December 07, 2009
CONTACT: Peter Pappas
The U.S. Commerce Department's Patent and Trademark Office (USPTO) will pilot a program to accelerate the examination of certain green technology patent applications
WASHINGTON - The U.S. Commerce Department’s Patent and Trademark Office (USPTO) will pilot a program to accelerate the examination of certain “green” technology patent applications, Secretary Gary Locke announced on Monday. The new initiative, coming days before the United Nations Climate Change Conference in Copenhagen, Denmark, will accelerate the development and deployment of green technology, create green jobs, and promote U.S. competitiveness in this vital sector.
“American competitiveness depends on innovation and innovation depends on creative Americans developing new technology,” U.S. Commerce Secretary Gary Locke said. “By ensuring that many new products will receive patent protection more quickly, we can encourage our brightest innovators to invest needed resources in developing new technologies and help bring those technologies to market more quickly.”
Locke announced the USPTO pilot program at a press conference with U.S. Energy Secretary Steven Chu today at the Commerce Department’s headquarters.
“Every day an important green tech innovation is hindered from coming to market is another day we harm our planet and another day lost in creating green businesses and green jobs,” Under Secretary of Commerce for Intellectual Property and Director of the USPTO David Kappos said. “Applications in this pilot program will see a significant savings in pendency, which will help bring green innovations to market more quickly.”
Pending patent applications in green technologies will be eligible to be accorded special status and given expedited examination, which will have the effect of reducing the time it takes to patent these technologies by an average of one year. Earlier patenting of these technologies enables inventors to secure funding, create businesses, and bring vital green technologies into use much sooner.
Patent applications are normally taken up for examination in the order that they are filed. The average pendency time for applications in green technology areas is approximately 30 months to a first office action and 40 months to a final decision. Under the pilot program, for the first 3,000 applications related to green technologies in which a proper petition is filed, the agency will examine the applications on an accelerated basis.
Carl Horton, Chief Intellectual Property Counsel of General Electric, hailed the new initiative.
"We hail this initiative as an excellent incentive to fuel further innovation of clean technology and a terrific mechanism to speed the dissemination of these patented technologies throughout the world,” Horton said.
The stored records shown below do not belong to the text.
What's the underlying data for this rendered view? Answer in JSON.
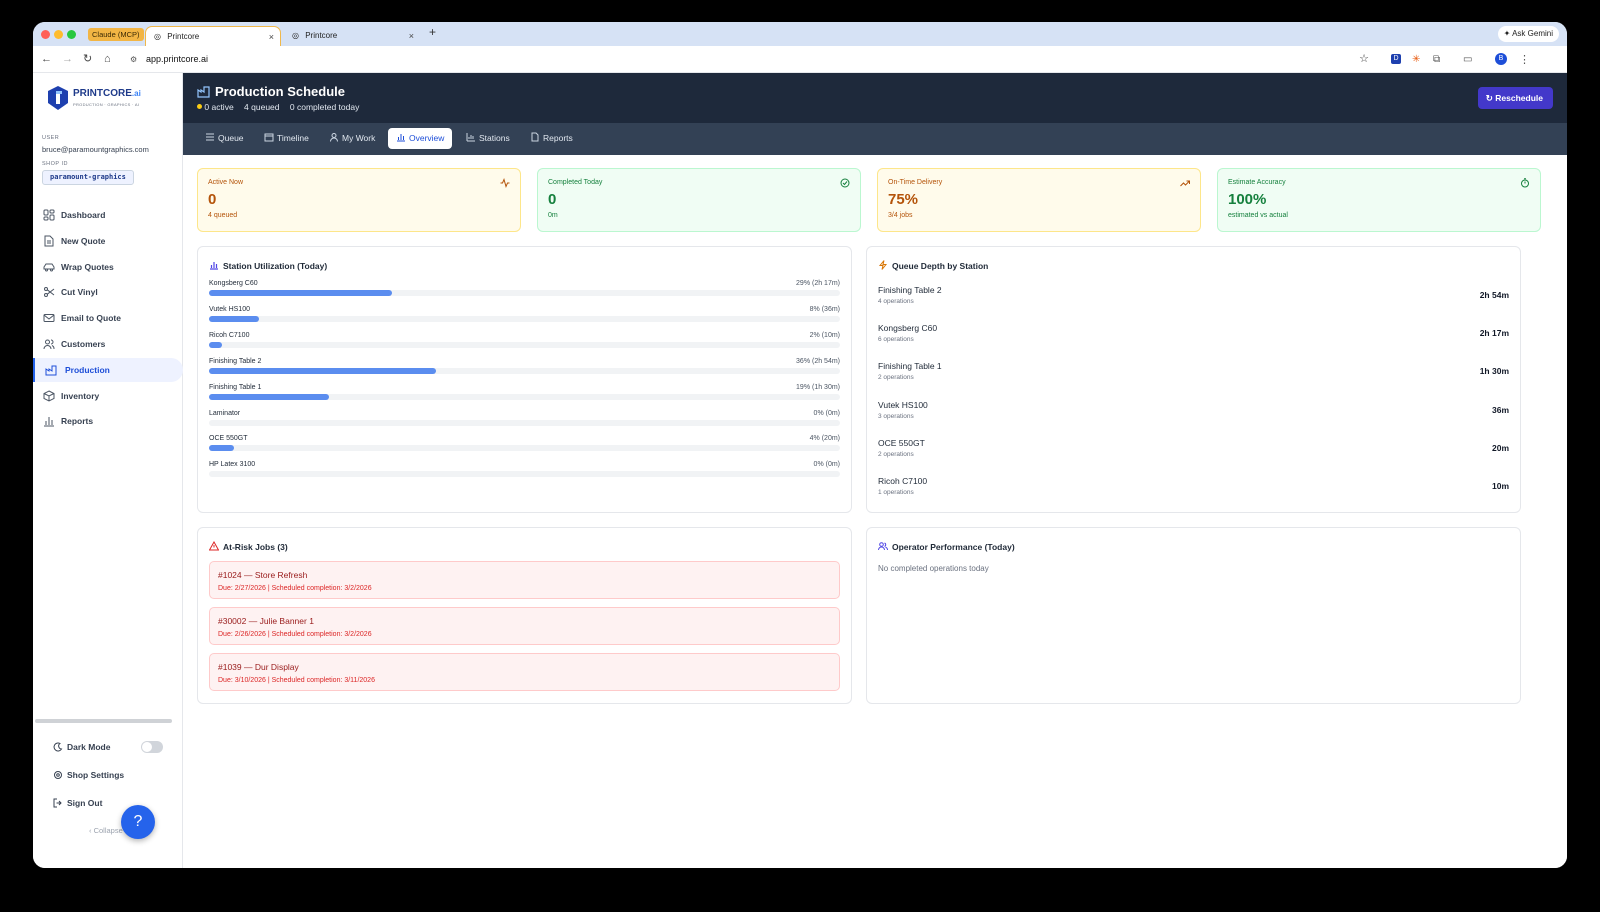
{
  "browser": {
    "pinned_tab": "Claude (MCP)",
    "tabs": [
      {
        "title": "Printcore"
      },
      {
        "title": "Printcore"
      }
    ],
    "url": "app.printcore.ai",
    "ask_gemini": "Ask Gemini",
    "profile_initial": "B"
  },
  "sidebar": {
    "logo_text": "PRINTCORE",
    "logo_suffix": ".ai",
    "logo_tagline": "PRODUCTION · GRAPHICS · AI",
    "user_label": "USER",
    "user_email": "bruce@paramountgraphics.com",
    "shop_label": "SHOP ID",
    "shop_id": "paramount-graphics",
    "items": [
      {
        "label": "Dashboard",
        "icon": "dashboard-icon"
      },
      {
        "label": "New Quote",
        "icon": "document-icon"
      },
      {
        "label": "Wrap Quotes",
        "icon": "car-icon"
      },
      {
        "label": "Cut Vinyl",
        "icon": "scissors-icon"
      },
      {
        "label": "Email to Quote",
        "icon": "mail-icon"
      },
      {
        "label": "Customers",
        "icon": "users-icon"
      },
      {
        "label": "Production",
        "icon": "factory-icon",
        "active": true
      },
      {
        "label": "Inventory",
        "icon": "box-icon"
      },
      {
        "label": "Reports",
        "icon": "bar-chart-icon"
      }
    ],
    "dark_mode": "Dark Mode",
    "dark_mode_on": false,
    "shop_settings": "Shop Settings",
    "sign_out": "Sign Out",
    "collapse": "Collapse"
  },
  "header": {
    "title": "Production Schedule",
    "active": "0 active",
    "queued": "4 queued",
    "completed": "0 completed today",
    "reschedule": "Reschedule"
  },
  "subnav": [
    "Queue",
    "Timeline",
    "My Work",
    "Overview",
    "Stations",
    "Reports"
  ],
  "subnav_active": "Overview",
  "kpis": [
    {
      "title": "Active Now",
      "value": "0",
      "sub": "4 queued",
      "bg": "#fffbeb",
      "border": "#fde68a",
      "color": "#b45309"
    },
    {
      "title": "Completed Today",
      "value": "0",
      "sub": "0m",
      "bg": "#f0fdf4",
      "border": "#bbf7d0",
      "color": "#15803d"
    },
    {
      "title": "On-Time Delivery",
      "value": "75%",
      "sub": "3/4 jobs",
      "bg": "#fffbeb",
      "border": "#fde68a",
      "color": "#b45309"
    },
    {
      "title": "Estimate Accuracy",
      "value": "100%",
      "sub": "estimated vs actual",
      "bg": "#f0fdf4",
      "border": "#bbf7d0",
      "color": "#15803d"
    }
  ],
  "utilization": {
    "title": "Station Utilization (Today)",
    "rows": [
      {
        "name": "Kongsberg C60",
        "pct_label": "29% (2h 17m)",
        "pct": 29
      },
      {
        "name": "Vutek HS100",
        "pct_label": "8% (36m)",
        "pct": 8
      },
      {
        "name": "Ricoh C7100",
        "pct_label": "2% (10m)",
        "pct": 2
      },
      {
        "name": "Finishing Table 2",
        "pct_label": "36% (2h 54m)",
        "pct": 36
      },
      {
        "name": "Finishing Table 1",
        "pct_label": "19% (1h 30m)",
        "pct": 19
      },
      {
        "name": "Laminator",
        "pct_label": "0% (0m)",
        "pct": 0
      },
      {
        "name": "OCE 550GT",
        "pct_label": "4% (20m)",
        "pct": 4
      },
      {
        "name": "HP Latex 3100",
        "pct_label": "0% (0m)",
        "pct": 0
      }
    ]
  },
  "queue": {
    "title": "Queue Depth by Station",
    "rows": [
      {
        "name": "Finishing Table 2",
        "ops": "4 operations",
        "dur": "2h 54m"
      },
      {
        "name": "Kongsberg C60",
        "ops": "6 operations",
        "dur": "2h 17m"
      },
      {
        "name": "Finishing Table 1",
        "ops": "2 operations",
        "dur": "1h 30m"
      },
      {
        "name": "Vutek HS100",
        "ops": "3 operations",
        "dur": "36m"
      },
      {
        "name": "OCE 550GT",
        "ops": "2 operations",
        "dur": "20m"
      },
      {
        "name": "Ricoh C7100",
        "ops": "1 operations",
        "dur": "10m"
      }
    ]
  },
  "risk": {
    "title": "At-Risk Jobs (3)",
    "jobs": [
      {
        "title": "#1024 — Store Refresh",
        "detail": "Due: 2/27/2026 | Scheduled completion: 3/2/2026"
      },
      {
        "title": "#30002 — Julie Banner 1",
        "detail": "Due: 2/26/2026 | Scheduled completion: 3/2/2026"
      },
      {
        "title": "#1039 — Dur Display",
        "detail": "Due: 3/10/2026 | Scheduled completion: 3/11/2026"
      }
    ]
  },
  "operators": {
    "title": "Operator Performance (Today)",
    "empty": "No completed operations today"
  },
  "colors": {
    "accent": "#2563eb",
    "header_bg": "#1e293b",
    "subnav_bg": "#334155",
    "reschedule": "#4338ca"
  }
}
Michael Sykes, an independent inventor who has spent the last 25 years working on technology to make homes more energy efficient, commented: “ All my inventions relate to energy and energy inventions pay for themselves- so speeding up the process helps me as a businessman, and helps the end user start saving.”
If successful, the USPTO will examine ways to continue and expand the initiative.